Many PC gamers know that the Halo series has been ported to the PC multiple times in the past. The original Halo PC port was rife with technical issues but at least it came out in 2003. Halo 2 also made its way over in 2007 and even in 2014 Halo: Spartan Assault was put on Steam (you can also receive this game completely free in June on the Xbox One as part of the free games for Xbox Live Gold members).
Unfortunately, 343 Industries general manager Bonnie Ross told Eurogamer that they are not making any promises when it comes to PC ports of Halo: The Master Chief Collection and Halo 5: Guardians:
"Right now we are focused on Xbox One. We're listening to the PC fans, but right now this is all focused on Xbox One."
Notice how they are not completely ruling it out, though. A post on Halo Waypoint also shot down the idea that the Master Chief Collection might makes its way to the Xbox 360:
"We are dedicated to bringing a full and fun experience to 'Halo: The Master Chief Collection' on Xbox One, providing you with dedicated servers, a unified interface, increased visual fidelity, and gameplay running at 60fps. We do not have any plans to bring the game to Xbox 360 as the game size, enhanced features, and technical specifications simply can't support it."

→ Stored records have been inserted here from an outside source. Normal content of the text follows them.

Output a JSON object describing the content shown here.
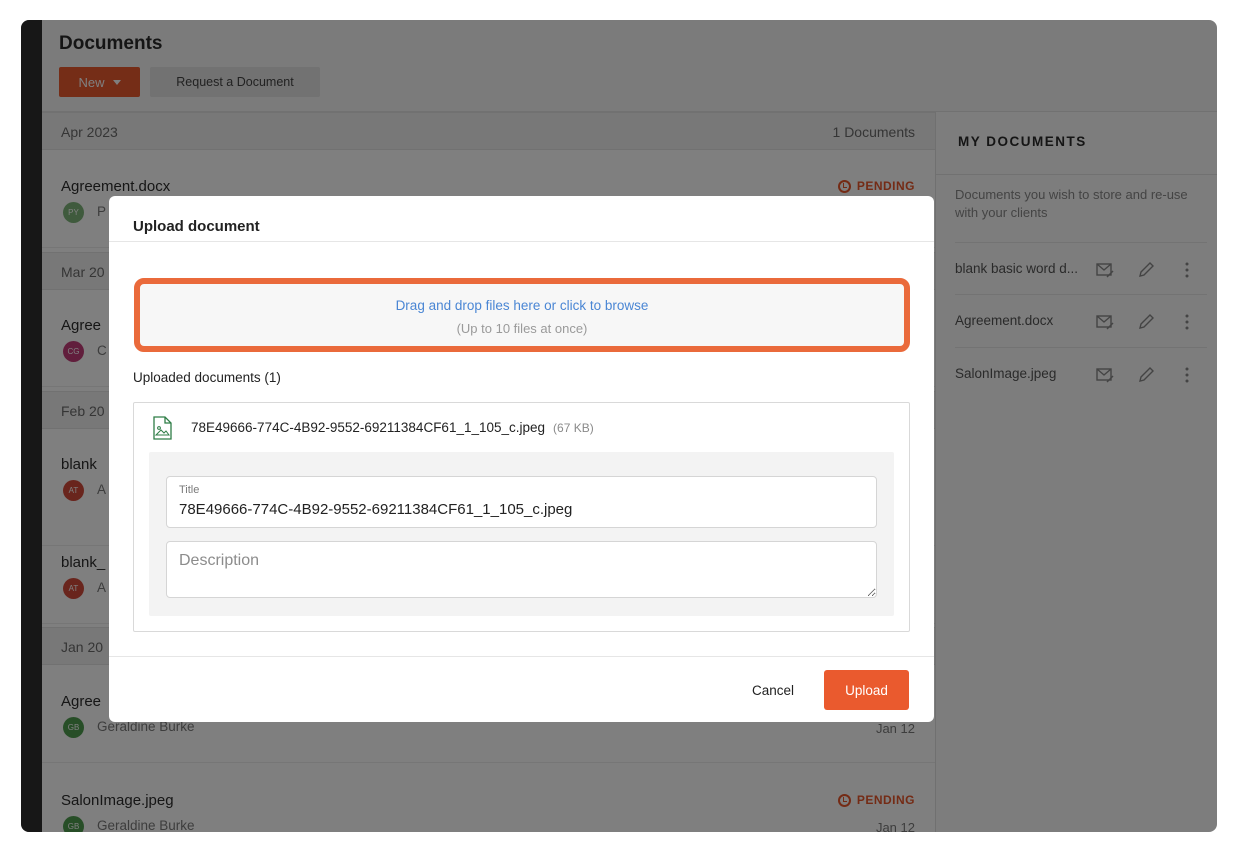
{
  "header": {
    "title": "Documents",
    "new_label": "New",
    "request_label": "Request a Document"
  },
  "list": {
    "groups": [
      {
        "month": "Apr 2023",
        "count": "1 Documents"
      },
      {
        "month": "Mar 20"
      },
      {
        "month": "Feb 20"
      },
      {
        "month": "Jan 20"
      }
    ],
    "rows": [
      {
        "name": "Agreement.docx",
        "initials": "PY",
        "owner": "P",
        "status": "PENDING"
      },
      {
        "name": "Agree",
        "initials": "CG",
        "owner": "C"
      },
      {
        "name": "blank ",
        "initials": "AT",
        "owner": "A"
      },
      {
        "name": "blank_",
        "initials": "AT",
        "owner": "A"
      },
      {
        "name": "Agree",
        "initials": "GB",
        "owner": "Geraldine Burke",
        "date": "Jan 12"
      },
      {
        "name": "SalonImage.jpeg",
        "initials": "GB",
        "owner": "Geraldine Burke",
        "status": "PENDING",
        "date": "Jan 12"
      }
    ]
  },
  "sidebar": {
    "title": "MY DOCUMENTS",
    "description": "Documents you wish to store and re-use with your clients",
    "items": [
      {
        "name": "blank basic word d..."
      },
      {
        "name": "Agreement.docx"
      },
      {
        "name": "SalonImage.jpeg"
      }
    ]
  },
  "modal": {
    "title": "Upload document",
    "dropzone_main": "Drag and drop files here or click to browse",
    "dropzone_sub": "(Up to 10 files at once)",
    "uploaded_label": "Uploaded documents (1)",
    "file": {
      "name": "78E49666-774C-4B92-9552-69211384CF61_1_105_c.jpeg",
      "size": "(67 KB)",
      "title_label": "Title",
      "title_value": "78E49666-774C-4B92-9552-69211384CF61_1_105_c.jpeg",
      "description_placeholder": "Description"
    },
    "cancel_label": "Cancel",
    "upload_label": "Upload"
  },
  "colors": {
    "accent": "#ea5a2e",
    "link": "#4a86d4",
    "dropzone_border": "#ea6a3b"
  }
}
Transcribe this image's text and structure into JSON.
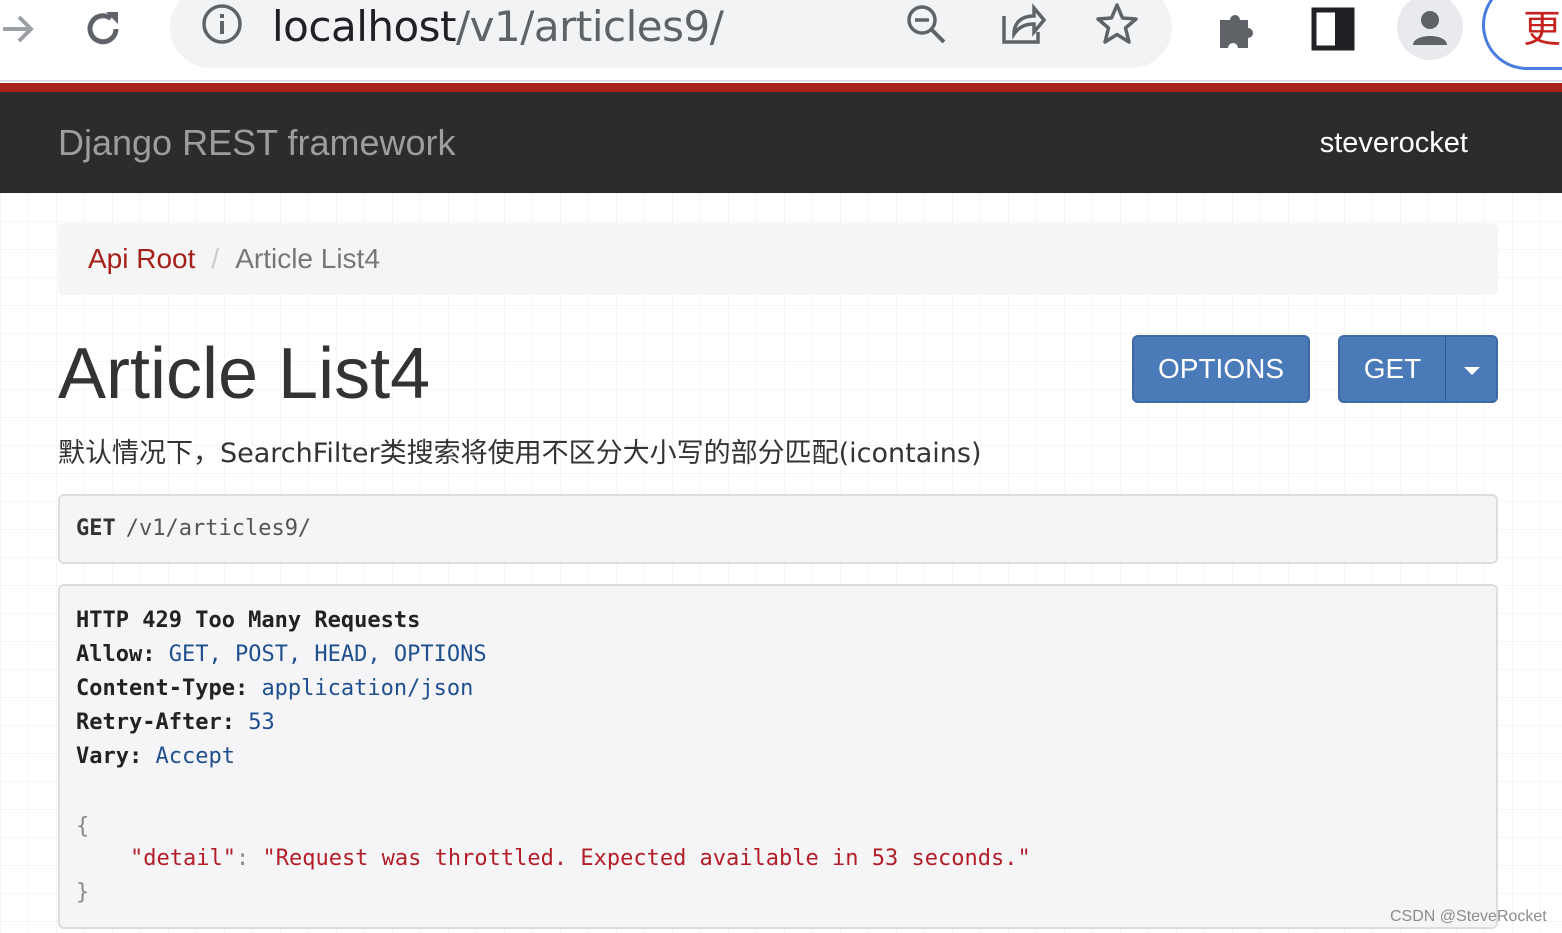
{
  "browser": {
    "url_host": "localhost",
    "url_path": "/v1/articles9/",
    "update_button_label": "更新"
  },
  "navbar": {
    "brand": "Django REST framework",
    "user": "steverocket"
  },
  "breadcrumb": {
    "root_label": "Api Root",
    "separator": "/",
    "current_label": "Article List4"
  },
  "page": {
    "title": "Article List4",
    "description": "默认情况下，SearchFilter类搜索将使用不区分大小写的部分匹配(icontains)"
  },
  "buttons": {
    "options_label": "OPTIONS",
    "get_label": "GET"
  },
  "request": {
    "method": "GET",
    "path": "/v1/articles9/"
  },
  "response": {
    "status_line": "HTTP 429 Too Many Requests",
    "headers": [
      {
        "key": "Allow:",
        "value": "GET, POST, HEAD, OPTIONS"
      },
      {
        "key": "Content-Type:",
        "value": "application/json"
      },
      {
        "key": "Retry-After:",
        "value": "53"
      },
      {
        "key": "Vary:",
        "value": "Accept"
      }
    ],
    "body_open": "{",
    "body_key": "\"detail\"",
    "body_colon": ": ",
    "body_value": "\"Request was throttled. Expected available in 53 seconds.\"",
    "body_close": "}"
  },
  "watermark": "CSDN @SteveRocket",
  "colors": {
    "drf_red": "#a52019",
    "navbar_bg": "#2c2c2c",
    "button_blue": "#4a7ab8",
    "header_value_blue": "#1f4f8f",
    "json_string_red": "#b31d28"
  },
  "icons": [
    "back-arrow-icon",
    "reload-icon",
    "info-icon",
    "zoom-out-icon",
    "share-icon",
    "star-icon",
    "extensions-icon",
    "side-panel-icon",
    "profile-icon",
    "caret-down-icon"
  ]
}
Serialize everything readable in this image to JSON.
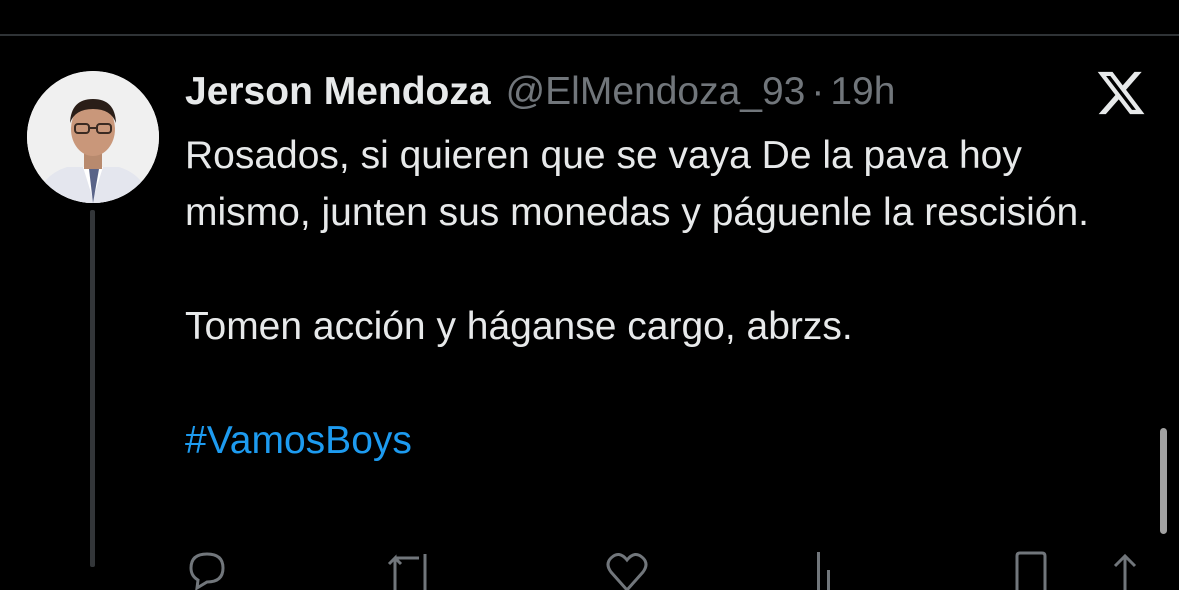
{
  "tweet": {
    "author_name": "Jerson Mendoza",
    "author_handle": "@ElMendoza_93",
    "separator": "·",
    "timestamp": "19h",
    "paragraphs": [
      "Rosados, si quieren que se vaya De la pava hoy mismo, junten sus monedas y páguenle la rescisión.",
      "Tomen acción y háganse cargo, abrzs."
    ],
    "hashtag": "#VamosBoys"
  },
  "actions": {
    "reply_icon": "reply-icon",
    "retweet_icon": "retweet-icon",
    "like_icon": "heart-icon",
    "views_icon": "views-icon",
    "bookmark_icon": "bookmark-icon",
    "share_icon": "share-icon"
  },
  "colors": {
    "background": "#000000",
    "text": "#e7e9ea",
    "secondary_text": "#71767b",
    "link": "#1d9bf0",
    "divider": "#2f3336"
  },
  "logo": "x-logo"
}
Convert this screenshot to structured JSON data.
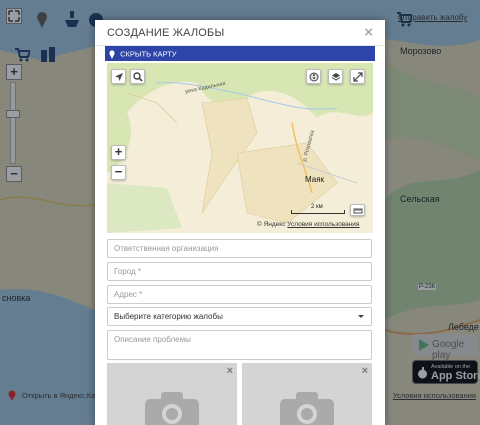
{
  "background": {
    "report_link": "Отправить жалобу",
    "labels": {
      "morozovo": "Морозово",
      "selskaya": "Сельская",
      "lebede": "Лебеде",
      "snovka": "сновка",
      "road": "P-236"
    },
    "footer": {
      "open_in_yandex": "Открыть в Яндекс.Картах",
      "terms": "Условия использования"
    },
    "google_play": "Google play",
    "app_store": {
      "available": "Available on the",
      "store": "App Store"
    }
  },
  "modal": {
    "title": "СОЗДАНИЕ ЖАЛОБЫ",
    "close": "×",
    "hide_map": "СКРЫТЬ КАРТУ",
    "map": {
      "place_label": "Маяк",
      "scale_label": "2 км",
      "copyright": "© Яндекс",
      "terms": "Условия использования",
      "zoom_in": "+",
      "zoom_out": "−"
    },
    "form": {
      "organization_placeholder": "Ответственная организация",
      "city_placeholder": "Город *",
      "address_placeholder": "Адрес *",
      "category_selected": "Выберите категорию жалобы",
      "description_placeholder": "Описание проблемы"
    },
    "photo_remove": "×"
  },
  "colors": {
    "accent_bar": "#2d45a8",
    "map_land": "#f4eed8",
    "map_forest": "#d8e6b4",
    "photo_bg": "#d4d4d4"
  }
}
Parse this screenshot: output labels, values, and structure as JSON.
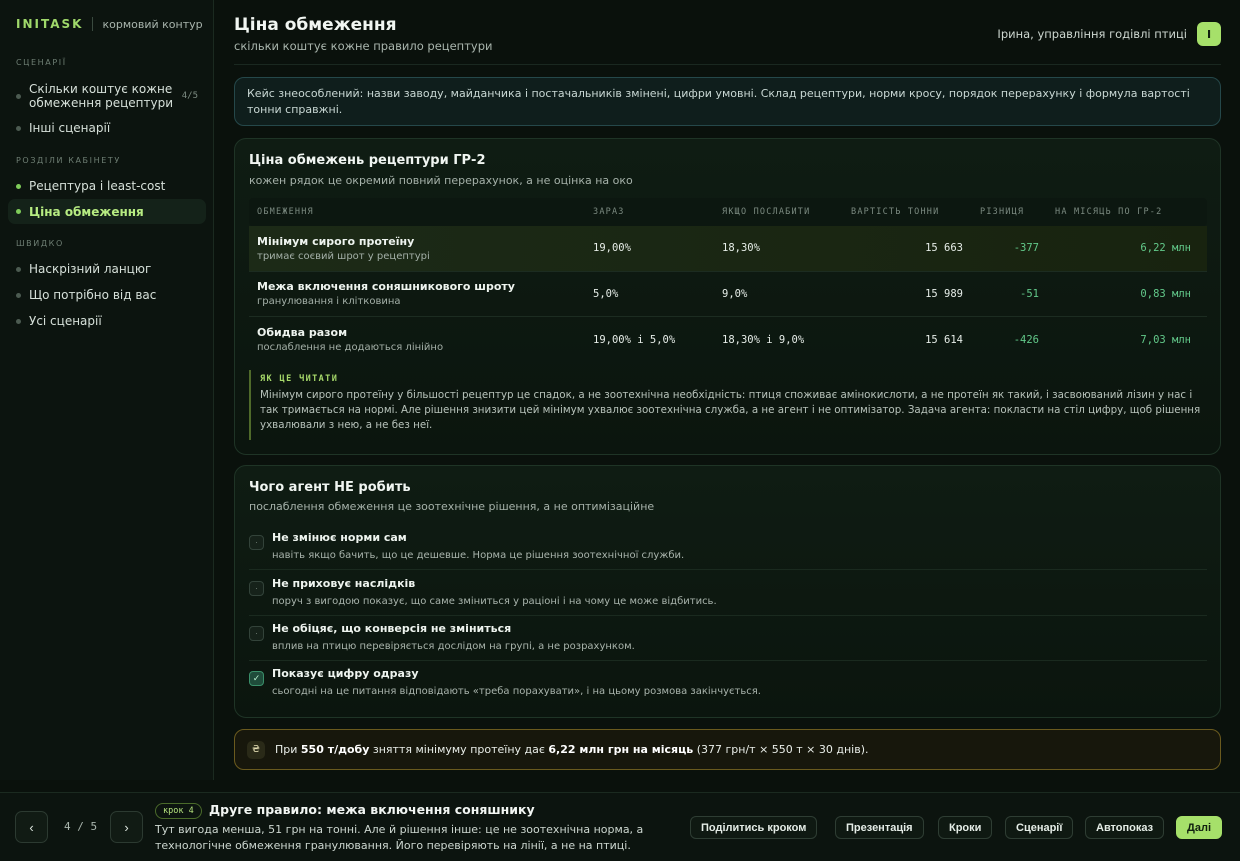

While the news about the Xbox 360 port is not unexpected (who actually thought the 360 could handle the planned visual updates?) the fact that they're not planning a Halo 5 PC port off the bat is slightly disappointing. When DirectX 12 launches in 2015 it is hoped by some that porting games between the Xbox One and Windows 8 will become easier. If the number of Xbox One sales still has not reached Microsoft's expectations in 2016, then you would hope they'd consider the option of a PC port since Halo 5 would be a year old at that point. After all, the installed base of systems is the largest limitation to the number of possible game sales and there are still plenty of PC gamers out there in the wild.